Natalia Ashley, general counsel for the Texas Ethics Commission, said if candidates for elective office, their spouses or their business entities give their campaigns "something of value" — whether it's money or not — the gift must be reported.

It is not uncommon for elected officials to put family members on the campaign payroll.

House Speaker Tom Craddick, R-Midland, pays his daughter, Christi, thousands of dollars a month for consulting work, records show. But while the law allows payments to adult offspring and siblings, payments to dependent children and spouses living in the same household are heavily restricted.

Complaints were filed last year against two House members who paid their wives for accounting work. One of them, Rep. Rob Eissler, R-The Woodlands, acknowledged he had erred and has since begun paying the money back — more than $50,000 — out of personal funds.

"I found out it wasn't permissible," Eissler said. "When I found out it wasn't, I stopped."

But Rep. Carl Isett, R-Lubbock, continued to make payments in 2007 to his wife's company, Lubbock Bookkeeping Services, after the complaint was filed.
Isett told the Austin American-Statesman in late May he saw nothing wrong with paying her company a total of $39,158 last year.

However, when contacted by The Associated Press last week, Isett's consultant, Todd Smith, said the Lubbock Republican had decided to stop.

"Carl just thought it was better to end the practice altogether so there wouldn't be any questions," Smith said.

Ethics watchdogs say laws prohibiting or restricting the mingling of campaign and family business are in place for a good reason: to ensure that politicians don't divert money they get from donors and special interest groups into their family bank accounts.

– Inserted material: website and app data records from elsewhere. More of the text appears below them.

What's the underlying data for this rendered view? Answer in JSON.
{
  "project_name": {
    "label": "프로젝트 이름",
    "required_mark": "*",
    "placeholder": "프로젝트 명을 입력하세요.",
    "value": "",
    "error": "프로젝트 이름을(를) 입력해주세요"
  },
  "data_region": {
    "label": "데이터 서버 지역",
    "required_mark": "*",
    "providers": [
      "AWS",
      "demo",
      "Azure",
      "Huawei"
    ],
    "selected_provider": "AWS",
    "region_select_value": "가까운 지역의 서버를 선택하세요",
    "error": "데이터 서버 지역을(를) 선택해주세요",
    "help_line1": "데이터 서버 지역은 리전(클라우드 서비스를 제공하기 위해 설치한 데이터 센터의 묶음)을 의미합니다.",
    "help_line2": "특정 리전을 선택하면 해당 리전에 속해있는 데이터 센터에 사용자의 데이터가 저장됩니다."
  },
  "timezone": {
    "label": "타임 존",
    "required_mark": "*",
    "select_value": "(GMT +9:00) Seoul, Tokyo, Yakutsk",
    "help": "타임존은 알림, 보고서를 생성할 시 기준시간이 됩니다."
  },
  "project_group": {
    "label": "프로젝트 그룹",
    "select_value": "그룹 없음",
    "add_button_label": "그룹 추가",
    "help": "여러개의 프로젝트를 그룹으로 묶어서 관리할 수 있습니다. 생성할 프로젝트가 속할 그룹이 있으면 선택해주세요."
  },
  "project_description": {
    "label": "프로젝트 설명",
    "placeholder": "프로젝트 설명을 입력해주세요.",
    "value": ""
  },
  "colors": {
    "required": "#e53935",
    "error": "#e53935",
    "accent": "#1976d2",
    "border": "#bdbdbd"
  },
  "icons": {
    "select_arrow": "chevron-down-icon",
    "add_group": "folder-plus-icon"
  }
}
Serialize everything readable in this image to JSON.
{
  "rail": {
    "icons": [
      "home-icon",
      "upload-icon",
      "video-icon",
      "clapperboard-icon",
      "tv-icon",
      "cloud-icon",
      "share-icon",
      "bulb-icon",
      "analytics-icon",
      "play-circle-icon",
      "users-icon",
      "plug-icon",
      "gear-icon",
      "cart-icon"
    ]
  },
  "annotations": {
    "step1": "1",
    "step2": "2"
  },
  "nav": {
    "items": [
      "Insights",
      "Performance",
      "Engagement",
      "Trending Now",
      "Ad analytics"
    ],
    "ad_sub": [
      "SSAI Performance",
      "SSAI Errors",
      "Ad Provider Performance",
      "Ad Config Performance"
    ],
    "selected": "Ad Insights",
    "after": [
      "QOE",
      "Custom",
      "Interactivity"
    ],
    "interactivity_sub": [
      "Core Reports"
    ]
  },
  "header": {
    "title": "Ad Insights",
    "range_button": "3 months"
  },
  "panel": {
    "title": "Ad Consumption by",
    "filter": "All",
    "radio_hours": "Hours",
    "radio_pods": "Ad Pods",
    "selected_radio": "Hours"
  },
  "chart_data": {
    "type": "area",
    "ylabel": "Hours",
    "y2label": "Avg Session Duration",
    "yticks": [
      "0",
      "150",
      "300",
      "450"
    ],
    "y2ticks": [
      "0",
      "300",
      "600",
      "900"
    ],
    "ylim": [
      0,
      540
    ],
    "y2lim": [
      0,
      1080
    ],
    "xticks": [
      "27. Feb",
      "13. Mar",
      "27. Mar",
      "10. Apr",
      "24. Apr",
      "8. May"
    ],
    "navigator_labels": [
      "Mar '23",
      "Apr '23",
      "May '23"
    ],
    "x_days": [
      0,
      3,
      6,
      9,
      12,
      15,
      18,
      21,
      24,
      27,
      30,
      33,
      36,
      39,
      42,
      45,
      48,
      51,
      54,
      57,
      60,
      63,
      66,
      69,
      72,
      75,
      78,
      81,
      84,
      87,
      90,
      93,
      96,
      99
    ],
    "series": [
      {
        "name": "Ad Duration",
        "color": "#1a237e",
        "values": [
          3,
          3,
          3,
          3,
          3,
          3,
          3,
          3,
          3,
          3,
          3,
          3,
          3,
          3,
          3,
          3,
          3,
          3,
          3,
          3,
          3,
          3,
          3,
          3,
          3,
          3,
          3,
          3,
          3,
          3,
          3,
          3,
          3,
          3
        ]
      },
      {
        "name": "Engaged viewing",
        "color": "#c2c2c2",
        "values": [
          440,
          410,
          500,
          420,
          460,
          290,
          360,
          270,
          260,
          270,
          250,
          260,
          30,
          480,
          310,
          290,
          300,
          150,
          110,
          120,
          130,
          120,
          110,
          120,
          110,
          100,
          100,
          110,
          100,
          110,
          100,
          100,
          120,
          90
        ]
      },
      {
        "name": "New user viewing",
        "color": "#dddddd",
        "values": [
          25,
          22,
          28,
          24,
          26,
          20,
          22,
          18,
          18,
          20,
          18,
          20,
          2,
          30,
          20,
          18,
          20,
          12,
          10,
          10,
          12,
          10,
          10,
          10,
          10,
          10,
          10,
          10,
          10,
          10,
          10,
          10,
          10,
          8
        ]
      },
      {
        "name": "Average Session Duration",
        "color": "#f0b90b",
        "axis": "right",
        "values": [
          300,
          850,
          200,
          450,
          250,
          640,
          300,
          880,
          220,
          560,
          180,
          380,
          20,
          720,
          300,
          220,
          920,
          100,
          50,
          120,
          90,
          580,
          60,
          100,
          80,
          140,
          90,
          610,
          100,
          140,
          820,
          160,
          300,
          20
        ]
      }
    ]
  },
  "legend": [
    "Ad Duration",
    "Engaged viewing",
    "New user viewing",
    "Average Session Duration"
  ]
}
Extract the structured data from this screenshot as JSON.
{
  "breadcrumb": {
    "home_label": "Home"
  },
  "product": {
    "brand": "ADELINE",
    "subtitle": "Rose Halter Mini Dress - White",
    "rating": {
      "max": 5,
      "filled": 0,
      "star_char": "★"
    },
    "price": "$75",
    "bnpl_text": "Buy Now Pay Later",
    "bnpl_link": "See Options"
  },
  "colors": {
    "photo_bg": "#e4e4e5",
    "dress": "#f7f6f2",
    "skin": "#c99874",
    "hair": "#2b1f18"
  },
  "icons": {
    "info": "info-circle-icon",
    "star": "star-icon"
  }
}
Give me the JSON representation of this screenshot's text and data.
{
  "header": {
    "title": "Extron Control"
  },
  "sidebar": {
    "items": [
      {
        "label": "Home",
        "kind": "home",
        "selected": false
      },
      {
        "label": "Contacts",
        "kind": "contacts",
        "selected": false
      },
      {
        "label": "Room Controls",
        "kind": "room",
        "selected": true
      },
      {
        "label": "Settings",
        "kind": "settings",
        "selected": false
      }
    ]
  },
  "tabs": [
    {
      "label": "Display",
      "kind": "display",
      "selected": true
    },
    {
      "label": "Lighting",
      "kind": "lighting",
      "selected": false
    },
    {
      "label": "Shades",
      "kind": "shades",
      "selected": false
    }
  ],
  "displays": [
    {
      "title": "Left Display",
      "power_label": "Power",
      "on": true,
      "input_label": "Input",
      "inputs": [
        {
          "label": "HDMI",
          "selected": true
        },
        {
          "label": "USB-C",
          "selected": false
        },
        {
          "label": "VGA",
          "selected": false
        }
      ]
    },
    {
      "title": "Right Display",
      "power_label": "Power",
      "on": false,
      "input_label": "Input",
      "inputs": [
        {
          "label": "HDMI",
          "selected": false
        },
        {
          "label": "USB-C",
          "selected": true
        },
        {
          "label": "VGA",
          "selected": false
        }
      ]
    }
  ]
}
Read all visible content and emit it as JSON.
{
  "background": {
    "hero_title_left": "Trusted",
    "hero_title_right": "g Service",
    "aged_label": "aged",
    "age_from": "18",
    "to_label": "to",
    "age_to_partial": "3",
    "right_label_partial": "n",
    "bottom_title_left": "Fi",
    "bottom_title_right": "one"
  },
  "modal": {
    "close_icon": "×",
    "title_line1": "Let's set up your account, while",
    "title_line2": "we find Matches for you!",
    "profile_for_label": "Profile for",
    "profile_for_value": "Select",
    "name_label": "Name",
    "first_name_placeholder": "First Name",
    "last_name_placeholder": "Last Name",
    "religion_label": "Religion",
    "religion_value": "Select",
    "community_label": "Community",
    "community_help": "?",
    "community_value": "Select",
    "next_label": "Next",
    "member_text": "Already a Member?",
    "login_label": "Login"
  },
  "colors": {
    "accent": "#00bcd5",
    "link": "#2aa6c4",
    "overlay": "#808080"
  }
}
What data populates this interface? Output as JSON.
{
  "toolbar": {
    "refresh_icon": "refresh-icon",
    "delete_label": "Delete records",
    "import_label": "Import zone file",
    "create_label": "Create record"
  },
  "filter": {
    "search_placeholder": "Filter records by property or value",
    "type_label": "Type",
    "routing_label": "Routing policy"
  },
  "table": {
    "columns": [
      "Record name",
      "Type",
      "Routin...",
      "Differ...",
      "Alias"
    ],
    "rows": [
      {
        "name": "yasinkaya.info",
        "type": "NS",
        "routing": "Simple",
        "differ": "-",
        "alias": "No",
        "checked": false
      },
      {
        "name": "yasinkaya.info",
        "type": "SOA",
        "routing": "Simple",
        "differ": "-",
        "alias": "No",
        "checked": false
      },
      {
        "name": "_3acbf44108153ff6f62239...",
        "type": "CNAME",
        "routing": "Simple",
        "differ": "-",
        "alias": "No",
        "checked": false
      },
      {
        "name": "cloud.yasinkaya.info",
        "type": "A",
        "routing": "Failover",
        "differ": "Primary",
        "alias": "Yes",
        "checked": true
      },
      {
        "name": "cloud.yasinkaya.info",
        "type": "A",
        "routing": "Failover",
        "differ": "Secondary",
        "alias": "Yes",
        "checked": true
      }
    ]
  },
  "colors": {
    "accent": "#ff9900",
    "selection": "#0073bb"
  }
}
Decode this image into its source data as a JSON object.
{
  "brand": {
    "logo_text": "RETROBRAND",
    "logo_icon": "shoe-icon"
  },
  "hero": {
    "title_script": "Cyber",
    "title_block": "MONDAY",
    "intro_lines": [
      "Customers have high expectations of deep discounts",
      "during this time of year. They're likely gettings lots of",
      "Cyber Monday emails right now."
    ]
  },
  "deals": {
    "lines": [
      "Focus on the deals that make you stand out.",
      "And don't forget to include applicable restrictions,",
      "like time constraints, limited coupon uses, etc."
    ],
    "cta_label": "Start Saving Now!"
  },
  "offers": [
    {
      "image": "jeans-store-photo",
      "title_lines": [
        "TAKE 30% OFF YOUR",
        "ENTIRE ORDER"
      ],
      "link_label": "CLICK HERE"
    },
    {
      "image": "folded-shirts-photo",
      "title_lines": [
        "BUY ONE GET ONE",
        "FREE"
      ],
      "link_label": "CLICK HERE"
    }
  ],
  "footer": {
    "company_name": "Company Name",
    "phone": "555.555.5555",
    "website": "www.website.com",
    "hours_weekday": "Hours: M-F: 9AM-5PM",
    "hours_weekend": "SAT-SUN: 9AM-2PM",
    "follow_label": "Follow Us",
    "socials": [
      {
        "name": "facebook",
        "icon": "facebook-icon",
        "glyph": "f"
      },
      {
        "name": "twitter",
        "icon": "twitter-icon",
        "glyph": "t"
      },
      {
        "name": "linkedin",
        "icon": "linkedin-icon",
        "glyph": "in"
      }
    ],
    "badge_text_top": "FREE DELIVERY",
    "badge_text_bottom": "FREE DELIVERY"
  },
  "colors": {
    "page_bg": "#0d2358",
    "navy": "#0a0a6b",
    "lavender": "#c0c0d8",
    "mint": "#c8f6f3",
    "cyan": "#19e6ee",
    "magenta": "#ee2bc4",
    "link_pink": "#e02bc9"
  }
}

"Texas law is designed to prevent campaign contributions from being used to enrich the officeholders or their spouses," said Tom "Smitty" Smith, director of the liberal watchdog group Public Citizen of Texas. "There are firewalls and clear standards that have been set."

Read more in the Austin American Statesman